§ REQUIREMENT
Set all the entries down once more, with nothing altered.

***** EXERCISE DATA *****

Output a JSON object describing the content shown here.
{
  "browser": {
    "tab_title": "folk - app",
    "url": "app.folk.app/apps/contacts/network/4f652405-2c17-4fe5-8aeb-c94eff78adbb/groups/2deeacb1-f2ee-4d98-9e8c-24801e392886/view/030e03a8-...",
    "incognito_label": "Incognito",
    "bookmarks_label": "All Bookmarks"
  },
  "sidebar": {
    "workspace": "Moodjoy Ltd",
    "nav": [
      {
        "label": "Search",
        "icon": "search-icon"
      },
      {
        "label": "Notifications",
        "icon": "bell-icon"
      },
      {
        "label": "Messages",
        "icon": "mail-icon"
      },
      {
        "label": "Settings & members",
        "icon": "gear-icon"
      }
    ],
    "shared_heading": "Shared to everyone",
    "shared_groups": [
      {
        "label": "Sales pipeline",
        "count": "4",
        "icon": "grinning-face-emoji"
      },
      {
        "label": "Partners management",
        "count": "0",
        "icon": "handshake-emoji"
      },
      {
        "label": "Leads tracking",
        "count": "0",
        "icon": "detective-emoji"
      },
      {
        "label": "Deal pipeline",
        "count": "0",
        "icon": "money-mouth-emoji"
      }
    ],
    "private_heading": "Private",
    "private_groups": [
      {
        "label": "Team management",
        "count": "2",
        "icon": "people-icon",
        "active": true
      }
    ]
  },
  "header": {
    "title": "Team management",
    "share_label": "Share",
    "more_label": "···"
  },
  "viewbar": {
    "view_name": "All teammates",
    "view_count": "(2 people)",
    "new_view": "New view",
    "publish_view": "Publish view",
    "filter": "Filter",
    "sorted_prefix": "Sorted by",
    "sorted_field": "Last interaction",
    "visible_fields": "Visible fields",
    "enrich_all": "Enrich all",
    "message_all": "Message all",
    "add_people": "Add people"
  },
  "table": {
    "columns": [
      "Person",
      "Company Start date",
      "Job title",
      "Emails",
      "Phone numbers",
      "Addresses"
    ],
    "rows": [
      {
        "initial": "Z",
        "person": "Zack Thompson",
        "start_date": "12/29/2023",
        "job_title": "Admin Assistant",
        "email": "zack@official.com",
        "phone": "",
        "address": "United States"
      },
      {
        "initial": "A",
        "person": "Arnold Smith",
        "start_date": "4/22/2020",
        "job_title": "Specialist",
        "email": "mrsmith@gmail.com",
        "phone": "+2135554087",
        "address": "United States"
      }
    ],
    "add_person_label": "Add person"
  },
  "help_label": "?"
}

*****

§ ANSWER TO THE PROBLEM
Output a JSON object describing the content shown here.
{
  "browser": {
    "tab_title": "folk - app",
    "url": "app.folk.app/apps/contacts/network/4f652405-2c17-4fe5-8aeb-c94eff78adbb/groups/2deeacb1-f2ee-4d98-9e8c-24801e392886/view/030e03a8-...",
    "incognito_label": "Incognito",
    "bookmarks_label": "All Bookmarks"
  },
  "sidebar": {
    "workspace": "Moodjoy Ltd",
    "nav": [
      {
        "label": "Search",
        "icon": "search-icon"
      },
      {
        "label": "Notifications",
        "icon": "bell-icon"
      },
      {
        "label": "Messages",
        "icon": "mail-icon"
      },
      {
        "label": "Settings & members",
        "icon": "gear-icon"
      }
    ],
    "shared_heading": "Shared to everyone",
    "shared_groups": [
      {
        "label": "Sales pipeline",
        "count": "4",
        "icon": "grinning-face-emoji"
      },
      {
        "label": "Partners management",
        "count": "0",
        "icon": "handshake-emoji"
      },
      {
        "label": "Leads tracking",
        "count": "0",
        "icon": "detective-emoji"
      },
      {
        "label": "Deal pipeline",
        "count": "0",
        "icon": "money-mouth-emoji"
      }
    ],
    "private_heading": "Private",
    "private_groups": [
      {
        "label": "Team management",
        "count": "2",
        "icon": "people-icon",
        "active": true
      }
    ]
  },
  "header": {
    "title": "Team management",
    "share_label": "Share",
    "more_label": "···"
  },
  "viewbar": {
    "view_name": "All teammates",
    "view_count": "(2 people)",
    "new_view": "New view",
    "publish_view": "Publish view",
    "filter": "Filter",
    "sorted_prefix": "Sorted by",
    "sorted_field": "Last interaction",
    "visible_fields": "Visible fields",
    "enrich_all": "Enrich all",
    "message_all": "Message all",
    "add_people": "Add people"
  },
  "table": {
    "columns": [
      "Person",
      "Company Start date",
      "Job title",
      "Emails",
      "Phone numbers",
      "Addresses"
    ],
    "rows": [
      {
        "initial": "Z",
        "person": "Zack Thompson",
        "start_date": "12/29/2023",
        "job_title": "Admin Assistant",
        "email": "zack@official.com",
        "phone": "",
        "address": "United States"
      },
      {
        "initial": "A",
        "person": "Arnold Smith",
        "start_date": "4/22/2020",
        "job_title": "Specialist",
        "email": "mrsmith@gmail.com",
        "phone": "+2135554087",
        "address": "United States"
      }
    ],
    "add_person_label": "Add person"
  },
  "help_label": "?"
}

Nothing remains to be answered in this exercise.